The mammalian cerebral cortex develops from proliferative apical progenitor cells (APs) that exhibit cell cycle-dependent nuclear movement (interkinetic nuclear migration; INM), which may be important for efficient and continuous production of neurons. The Pax6 transcription factor plays a major role in INMby regulating various downstreammolecules. We have previously observed abnormal INM and unstable localization of the centrosome in APs of the Pax6 homozygous mutant rat embryo. To understand the mechanisms of INM, we focused on the centrosomes of APs. One of the centrosomal proteins, ninein, is specifically localized in the centrosome of APs. We observed a dramatic downregulation of ninein in APs of the Pax6 mutant. Moreover, knockdown of ninein by RNAi induced ectopic distribution of reduced numbers of BrdUpositive (S-phase) and PH3-positive (M-phase) cells. Furthermore, time-lapsed imaging demonstrated that knockdown of ninein in vivo induced abnormal INM. Finally, we observed impaired microtubule regrowth in neural progenitors taken from Pax6 homozygous mutant rat embryos, which was recovered by via ninein overexpression. We also found that ninein knockdown enlarged the surface size area of apical endfeet of the APs. Our results suggest that ninein plays a role in the molecular machinery essential for INM by connecting microtubules to the centrosome.
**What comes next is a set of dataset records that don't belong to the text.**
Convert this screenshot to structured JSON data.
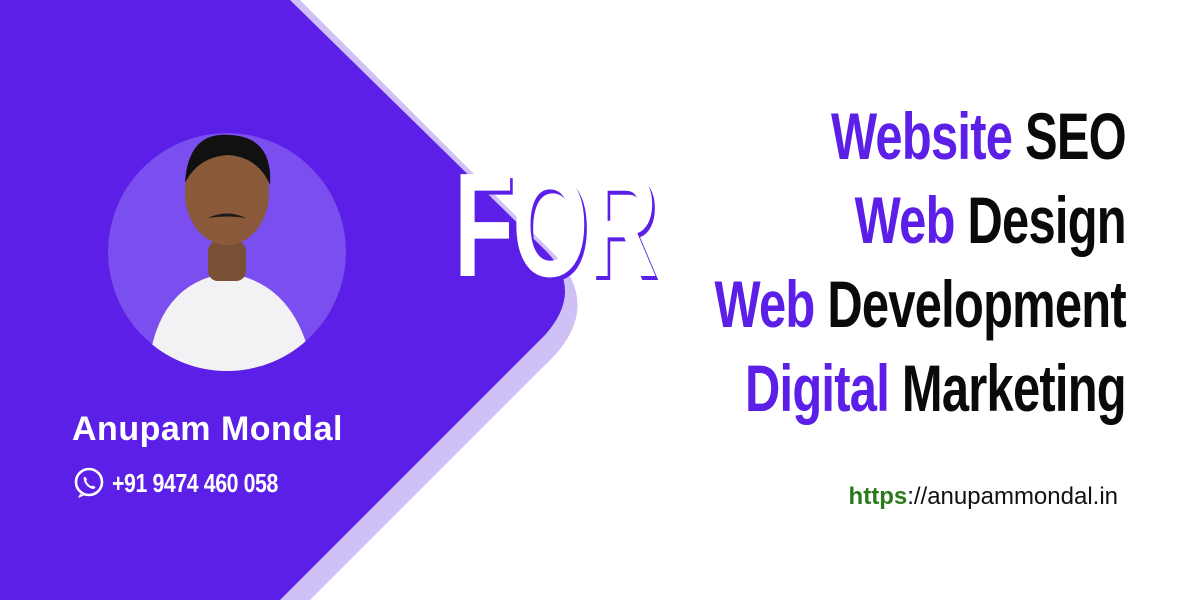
{
  "profile": {
    "name": "Anupam Mondal",
    "phone": "+91 9474 460 058"
  },
  "connector_word": "FOR",
  "services": [
    {
      "accent": "Website",
      "rest": "SEO"
    },
    {
      "accent": "Web",
      "rest": "Design"
    },
    {
      "accent": "Web",
      "rest": "Development"
    },
    {
      "accent": "Digital",
      "rest": "Marketing"
    }
  ],
  "website": {
    "scheme": "https",
    "rest": "://anupammondal.in"
  },
  "colors": {
    "primary_purple": "#5b1fe8",
    "light_lavender": "#cfc0f5",
    "circle_purple": "#7b4ef0",
    "text_dark": "#0a0a0a",
    "url_green": "#2a7a1a",
    "background": "#ffffff"
  },
  "icons": {
    "phone": "whatsapp-icon"
  }
}
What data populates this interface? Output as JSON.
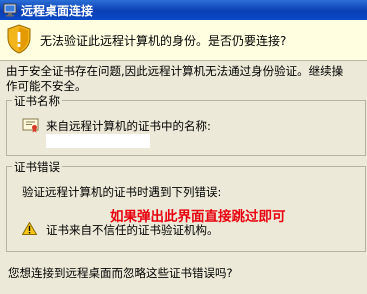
{
  "window": {
    "title": "远程桌面连接"
  },
  "warning_banner": {
    "icon": "shield-warning-icon",
    "message": "无法验证此远程计算机的身份。是否仍要连接?"
  },
  "description": {
    "line1": "由于安全证书存在问题,因此远程计算机无法通过身份验证。继续操",
    "line2": "作可能不安全。"
  },
  "certificate_name_group": {
    "legend": "证书名称",
    "icon": "certificate-icon",
    "label": "来自远程计算机的证书中的名称:",
    "value": ""
  },
  "certificate_errors_group": {
    "legend": "证书错误",
    "intro": "验证远程计算机的证书时遇到下列错误:",
    "errors": [
      {
        "icon": "warning-triangle-icon",
        "text": "证书来自不信任的证书验证机构。"
      }
    ]
  },
  "annotation": {
    "text": "如果弹出此界面直接跳过即可",
    "color": "#e8000f"
  },
  "question": "您想连接到远程桌面而忽略这些证书错误吗?"
}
- Cortical progenitor cells
- Interkinetic nuclear migration
ASJC Scopus subject areas
- Biochemistry, Genetics and Molecular Biology(all)
- Agricultural and Biological Sciences(all)